After all, he was used to all of the reenactments occurring at the Alamo. The guard turned slightly, perhaps to give his attention elsewhere, when he just as quickly looked back to the window. Back to where he’d seen the men shoving the cannon across the pavement.
They weren’t there.
Scrubbing his eyes with the heel of his palms, the guard assured himself that they’d just moved relatively quickly—there was nothing he had to worry about, he told himself.
Later that day, the security guard made a rather striking discovery: there had been no historical reenactments at the Alamo that day, and the reason the two figures had disappeared faster than a snap of the fingers?
Because they were the ghosts of the fallen Texas soldiers, most likely, bringing one of the cannons to fight the Mexican Army.
If you feel brave enough, visit this area at night. Wait, perhaps take a seat, and hold still until you too see the spectral Alamo defenders fighting the fight that ended their lives . . . and the fight they continue to take part in even after death.
Upon walking into the Hotel Indigo, it’s hard not to notice the property’s old world ambience. When it was converted into a hotel in 2006, there were quite a few people who reminisced about the property’s new value in becoming a new stately home.
One woman, Debra Maltz, worked in the Gibbs building and claimed, “It’s such a cool building; I feel like a private eye.” It was the frosted glass doors, emblazoned with the letter “G” that were the standout pieces.
One of the builders praised that the Gibbs building was a “leap back in time. It’s a wonderful project, just saturated with history."
Makes sense, because for one, those cannons themselves were found in the basement of the building. But even the Hotel Indigo’s elegant elevators were a piece of left over history, having been the last building in San Antonio to employ elevator operators.
Today, the elevators are no longer used . . . by the living that is.
On countless occasions, guests have wandered into the hotel to see the elevator doors ping shut; or even see the wisp of a dress skirt disappear inside before the doors slide closed. Annoyed that they can’t use the century-old elevators, the guest often go in search for one of the hotel’s managers.

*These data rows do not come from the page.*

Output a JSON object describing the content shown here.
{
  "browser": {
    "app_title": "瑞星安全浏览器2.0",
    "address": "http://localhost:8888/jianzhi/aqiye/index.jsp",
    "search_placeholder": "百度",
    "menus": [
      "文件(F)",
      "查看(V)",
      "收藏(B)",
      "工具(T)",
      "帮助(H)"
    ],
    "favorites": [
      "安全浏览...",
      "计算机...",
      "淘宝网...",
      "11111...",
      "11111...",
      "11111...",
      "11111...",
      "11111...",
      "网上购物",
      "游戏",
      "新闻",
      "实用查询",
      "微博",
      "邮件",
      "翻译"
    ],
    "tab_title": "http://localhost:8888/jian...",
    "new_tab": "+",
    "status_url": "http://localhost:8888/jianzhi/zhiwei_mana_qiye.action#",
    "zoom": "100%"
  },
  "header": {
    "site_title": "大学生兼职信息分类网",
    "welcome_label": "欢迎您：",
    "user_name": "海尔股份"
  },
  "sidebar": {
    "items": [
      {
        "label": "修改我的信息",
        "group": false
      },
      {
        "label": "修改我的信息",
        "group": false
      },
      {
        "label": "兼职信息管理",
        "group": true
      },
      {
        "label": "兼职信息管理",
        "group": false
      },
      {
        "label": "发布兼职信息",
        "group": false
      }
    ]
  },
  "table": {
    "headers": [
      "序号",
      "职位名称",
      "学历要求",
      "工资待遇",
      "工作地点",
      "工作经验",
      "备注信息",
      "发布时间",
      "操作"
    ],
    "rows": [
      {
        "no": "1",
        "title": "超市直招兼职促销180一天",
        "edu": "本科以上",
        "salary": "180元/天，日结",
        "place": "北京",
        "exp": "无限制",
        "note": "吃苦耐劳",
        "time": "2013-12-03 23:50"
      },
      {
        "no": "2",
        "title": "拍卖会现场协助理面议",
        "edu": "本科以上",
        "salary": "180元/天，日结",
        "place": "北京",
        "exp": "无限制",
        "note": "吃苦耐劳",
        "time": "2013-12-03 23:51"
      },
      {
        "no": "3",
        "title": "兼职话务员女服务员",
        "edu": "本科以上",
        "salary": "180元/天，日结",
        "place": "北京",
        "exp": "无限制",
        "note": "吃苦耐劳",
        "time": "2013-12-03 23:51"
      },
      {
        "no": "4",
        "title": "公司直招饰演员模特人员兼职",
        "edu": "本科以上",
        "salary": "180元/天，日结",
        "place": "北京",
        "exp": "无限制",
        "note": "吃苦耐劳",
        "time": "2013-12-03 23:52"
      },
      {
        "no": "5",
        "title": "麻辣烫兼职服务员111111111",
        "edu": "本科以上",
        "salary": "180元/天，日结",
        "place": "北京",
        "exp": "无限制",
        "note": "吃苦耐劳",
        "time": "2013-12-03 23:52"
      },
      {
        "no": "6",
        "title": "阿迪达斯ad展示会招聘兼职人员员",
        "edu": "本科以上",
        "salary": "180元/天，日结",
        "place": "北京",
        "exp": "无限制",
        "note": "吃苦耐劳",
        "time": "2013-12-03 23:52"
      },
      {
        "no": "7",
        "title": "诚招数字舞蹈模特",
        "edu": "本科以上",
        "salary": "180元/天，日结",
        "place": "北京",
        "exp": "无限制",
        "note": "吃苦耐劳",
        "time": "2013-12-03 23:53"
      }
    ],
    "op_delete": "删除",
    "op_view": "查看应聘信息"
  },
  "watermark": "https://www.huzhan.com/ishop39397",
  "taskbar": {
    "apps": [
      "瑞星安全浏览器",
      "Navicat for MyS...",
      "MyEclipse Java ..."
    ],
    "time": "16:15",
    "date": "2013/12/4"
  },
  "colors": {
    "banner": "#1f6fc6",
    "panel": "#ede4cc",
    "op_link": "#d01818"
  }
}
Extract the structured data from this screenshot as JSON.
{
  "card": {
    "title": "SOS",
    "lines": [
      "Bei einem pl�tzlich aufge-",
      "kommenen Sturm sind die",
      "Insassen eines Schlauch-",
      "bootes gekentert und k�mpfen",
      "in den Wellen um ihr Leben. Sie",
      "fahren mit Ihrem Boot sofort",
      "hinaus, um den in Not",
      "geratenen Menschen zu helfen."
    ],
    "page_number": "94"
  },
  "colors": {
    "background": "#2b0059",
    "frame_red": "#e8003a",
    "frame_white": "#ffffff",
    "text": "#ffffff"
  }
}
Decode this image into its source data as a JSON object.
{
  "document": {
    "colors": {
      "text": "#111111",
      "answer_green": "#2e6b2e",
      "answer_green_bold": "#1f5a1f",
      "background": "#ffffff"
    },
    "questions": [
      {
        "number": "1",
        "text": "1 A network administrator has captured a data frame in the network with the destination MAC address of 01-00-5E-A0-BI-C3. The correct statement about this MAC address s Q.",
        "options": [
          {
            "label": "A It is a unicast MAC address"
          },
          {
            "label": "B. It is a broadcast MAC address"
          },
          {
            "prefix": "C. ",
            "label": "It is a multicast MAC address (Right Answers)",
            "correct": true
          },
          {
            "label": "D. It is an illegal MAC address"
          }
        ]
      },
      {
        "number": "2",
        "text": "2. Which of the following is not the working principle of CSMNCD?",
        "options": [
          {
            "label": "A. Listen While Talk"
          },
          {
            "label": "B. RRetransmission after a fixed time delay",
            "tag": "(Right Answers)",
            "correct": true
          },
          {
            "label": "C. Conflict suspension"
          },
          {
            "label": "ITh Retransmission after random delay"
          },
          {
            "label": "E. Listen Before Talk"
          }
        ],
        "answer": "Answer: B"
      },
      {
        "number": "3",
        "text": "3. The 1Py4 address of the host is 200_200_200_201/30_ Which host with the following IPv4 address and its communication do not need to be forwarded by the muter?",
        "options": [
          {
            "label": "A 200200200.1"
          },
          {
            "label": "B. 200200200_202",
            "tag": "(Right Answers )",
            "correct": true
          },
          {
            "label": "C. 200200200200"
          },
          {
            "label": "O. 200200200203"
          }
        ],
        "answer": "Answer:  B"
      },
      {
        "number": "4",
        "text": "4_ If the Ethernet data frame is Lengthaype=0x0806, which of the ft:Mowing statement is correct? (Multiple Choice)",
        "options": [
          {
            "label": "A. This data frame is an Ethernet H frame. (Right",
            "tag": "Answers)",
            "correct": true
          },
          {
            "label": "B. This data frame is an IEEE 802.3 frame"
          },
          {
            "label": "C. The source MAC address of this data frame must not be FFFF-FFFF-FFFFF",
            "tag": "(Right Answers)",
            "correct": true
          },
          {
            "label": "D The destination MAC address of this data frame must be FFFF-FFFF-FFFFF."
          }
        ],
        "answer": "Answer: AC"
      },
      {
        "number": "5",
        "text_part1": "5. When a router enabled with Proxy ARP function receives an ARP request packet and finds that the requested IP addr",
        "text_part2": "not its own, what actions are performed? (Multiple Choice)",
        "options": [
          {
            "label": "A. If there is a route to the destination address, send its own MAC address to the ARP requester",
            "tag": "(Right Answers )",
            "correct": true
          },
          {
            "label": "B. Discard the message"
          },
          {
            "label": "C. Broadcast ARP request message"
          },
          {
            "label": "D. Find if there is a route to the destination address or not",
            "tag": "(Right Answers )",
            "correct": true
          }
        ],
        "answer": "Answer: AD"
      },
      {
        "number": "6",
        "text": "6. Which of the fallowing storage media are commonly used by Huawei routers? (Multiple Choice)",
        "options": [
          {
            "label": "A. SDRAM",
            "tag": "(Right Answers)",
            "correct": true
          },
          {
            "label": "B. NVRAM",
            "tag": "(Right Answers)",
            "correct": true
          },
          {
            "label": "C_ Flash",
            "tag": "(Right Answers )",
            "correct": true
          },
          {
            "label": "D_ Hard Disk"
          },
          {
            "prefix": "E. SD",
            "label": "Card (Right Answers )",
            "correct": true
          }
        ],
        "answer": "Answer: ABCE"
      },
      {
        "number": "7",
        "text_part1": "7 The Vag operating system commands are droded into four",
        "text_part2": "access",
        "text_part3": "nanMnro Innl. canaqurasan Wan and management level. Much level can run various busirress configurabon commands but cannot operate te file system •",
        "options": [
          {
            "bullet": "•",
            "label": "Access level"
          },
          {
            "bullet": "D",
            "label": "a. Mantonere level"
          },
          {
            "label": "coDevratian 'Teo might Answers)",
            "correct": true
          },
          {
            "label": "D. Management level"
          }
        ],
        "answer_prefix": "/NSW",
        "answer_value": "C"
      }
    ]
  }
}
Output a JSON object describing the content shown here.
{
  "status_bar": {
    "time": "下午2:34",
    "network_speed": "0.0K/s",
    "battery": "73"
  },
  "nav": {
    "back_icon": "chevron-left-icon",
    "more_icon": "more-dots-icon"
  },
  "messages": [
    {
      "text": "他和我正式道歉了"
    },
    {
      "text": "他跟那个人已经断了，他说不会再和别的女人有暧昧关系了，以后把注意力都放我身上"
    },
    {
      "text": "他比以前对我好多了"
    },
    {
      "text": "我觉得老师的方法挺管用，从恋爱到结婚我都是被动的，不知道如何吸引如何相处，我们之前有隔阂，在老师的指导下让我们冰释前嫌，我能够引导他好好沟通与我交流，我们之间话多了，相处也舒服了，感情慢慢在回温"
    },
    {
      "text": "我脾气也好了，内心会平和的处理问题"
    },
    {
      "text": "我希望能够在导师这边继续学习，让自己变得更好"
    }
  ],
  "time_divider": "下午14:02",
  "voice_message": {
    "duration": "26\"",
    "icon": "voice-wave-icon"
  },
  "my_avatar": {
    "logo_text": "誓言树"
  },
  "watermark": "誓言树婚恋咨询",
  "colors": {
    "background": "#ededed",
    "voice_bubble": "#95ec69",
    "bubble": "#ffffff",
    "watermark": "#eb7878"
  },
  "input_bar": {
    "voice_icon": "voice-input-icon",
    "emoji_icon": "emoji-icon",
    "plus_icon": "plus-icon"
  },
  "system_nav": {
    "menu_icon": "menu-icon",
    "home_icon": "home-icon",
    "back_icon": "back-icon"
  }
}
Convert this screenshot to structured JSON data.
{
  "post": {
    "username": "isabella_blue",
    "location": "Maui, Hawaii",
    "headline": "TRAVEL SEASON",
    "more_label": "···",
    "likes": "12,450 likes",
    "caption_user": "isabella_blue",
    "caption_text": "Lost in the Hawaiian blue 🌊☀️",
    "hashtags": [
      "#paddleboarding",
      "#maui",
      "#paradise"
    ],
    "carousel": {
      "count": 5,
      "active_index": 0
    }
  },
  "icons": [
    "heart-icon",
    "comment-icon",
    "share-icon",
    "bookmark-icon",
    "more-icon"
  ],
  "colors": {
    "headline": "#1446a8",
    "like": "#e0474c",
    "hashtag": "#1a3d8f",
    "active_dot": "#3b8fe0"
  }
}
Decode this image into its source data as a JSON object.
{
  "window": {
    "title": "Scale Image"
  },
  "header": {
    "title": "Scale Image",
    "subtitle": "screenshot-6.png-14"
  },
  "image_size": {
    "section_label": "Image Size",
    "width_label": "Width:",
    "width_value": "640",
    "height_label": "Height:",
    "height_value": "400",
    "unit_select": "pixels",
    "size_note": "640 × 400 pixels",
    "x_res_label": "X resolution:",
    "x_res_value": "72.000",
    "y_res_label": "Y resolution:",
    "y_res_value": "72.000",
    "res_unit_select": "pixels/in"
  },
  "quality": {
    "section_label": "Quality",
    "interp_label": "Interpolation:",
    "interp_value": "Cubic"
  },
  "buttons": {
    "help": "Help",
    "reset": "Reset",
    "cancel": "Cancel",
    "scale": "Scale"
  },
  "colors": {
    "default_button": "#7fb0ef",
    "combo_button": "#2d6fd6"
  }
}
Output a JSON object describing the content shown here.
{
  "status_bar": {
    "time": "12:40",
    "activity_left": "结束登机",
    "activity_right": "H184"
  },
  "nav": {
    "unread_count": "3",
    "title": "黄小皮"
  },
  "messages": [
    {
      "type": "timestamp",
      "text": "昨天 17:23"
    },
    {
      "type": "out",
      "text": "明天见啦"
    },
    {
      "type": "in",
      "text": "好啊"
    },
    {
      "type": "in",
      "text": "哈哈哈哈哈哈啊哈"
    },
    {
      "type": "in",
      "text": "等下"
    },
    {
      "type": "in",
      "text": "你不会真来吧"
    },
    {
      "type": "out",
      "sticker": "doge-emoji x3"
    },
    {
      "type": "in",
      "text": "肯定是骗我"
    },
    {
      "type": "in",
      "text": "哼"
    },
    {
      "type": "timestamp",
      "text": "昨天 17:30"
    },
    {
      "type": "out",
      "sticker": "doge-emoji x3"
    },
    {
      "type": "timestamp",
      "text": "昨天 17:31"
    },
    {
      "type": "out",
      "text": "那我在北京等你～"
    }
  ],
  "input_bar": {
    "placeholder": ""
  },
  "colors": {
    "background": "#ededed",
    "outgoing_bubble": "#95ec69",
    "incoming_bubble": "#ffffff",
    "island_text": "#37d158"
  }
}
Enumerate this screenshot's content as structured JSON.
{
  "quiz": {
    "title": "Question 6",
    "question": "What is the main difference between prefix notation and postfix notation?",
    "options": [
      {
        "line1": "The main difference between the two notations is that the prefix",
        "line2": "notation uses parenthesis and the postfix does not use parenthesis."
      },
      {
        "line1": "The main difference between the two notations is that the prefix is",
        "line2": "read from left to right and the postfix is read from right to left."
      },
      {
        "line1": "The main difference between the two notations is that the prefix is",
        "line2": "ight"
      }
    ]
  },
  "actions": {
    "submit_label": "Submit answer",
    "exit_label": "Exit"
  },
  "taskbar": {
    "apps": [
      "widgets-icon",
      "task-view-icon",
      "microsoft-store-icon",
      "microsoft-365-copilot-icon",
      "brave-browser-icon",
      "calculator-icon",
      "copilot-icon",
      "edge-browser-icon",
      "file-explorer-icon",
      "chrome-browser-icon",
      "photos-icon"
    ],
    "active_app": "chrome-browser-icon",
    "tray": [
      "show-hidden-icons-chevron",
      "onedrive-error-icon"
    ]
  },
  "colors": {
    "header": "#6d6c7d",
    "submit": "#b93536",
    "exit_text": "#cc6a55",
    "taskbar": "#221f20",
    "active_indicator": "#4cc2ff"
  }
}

“I thought the elevators don’t work,” guests say to the employees of the hotel. Their tone of voice isn’t always accusing, according to Head Concierge Jake, but they are always suspicious, as though the hotel is purposely withholding information.
The only “information” that the Hotel Indigo is possibly withholding, is the fact that the hotel has more than a few spectral residents hanging around.
Guests have watched in curiosity (or uneasiness) as people dressed from another time period stroll down the hallways, floating through the walls or disappearing through the guest room doors. On several different occasions, guests of the hotel have actually entered their room to find that somebody is already there.
But as soon as they open their mouths to demand answers, the shadowy figures vanish right from sight, leaving the guests to feel incredibly confused about what they only just witnessed.
Employees, too, have experienced the paranormal at the Hotel Indigo at the Alamo—there have been the eery disembodied voices and the tip-tap-tip-tap of shoes that belong to no one. The front desk of the hotel, where Colonel William Travis is said to have died, is particularly active as well.
It’s no secret that the bloodiest area of the Battle of the Alamo, would hold on tight to that tragedy even centuries later. At the Hotel Indigo at the Alamo, you’re not just in for a treat with the building’s beautiful turn-of-the-century architecture, there’s also a good chance you’ll have to share your space with the hotel’s many ghosts.
With the supernatural sounds of cannons firing, men crying and the ghostly footsteps of fallen soldiers, the Hotel Indigo at the Alamo is certainly a place to stay if you’re in the market for haunted San Antonio hotel.
And if you’d like to hear more about Haunted San Antonio, be sure to join us on our Ghosts of Old San Antonio Tour!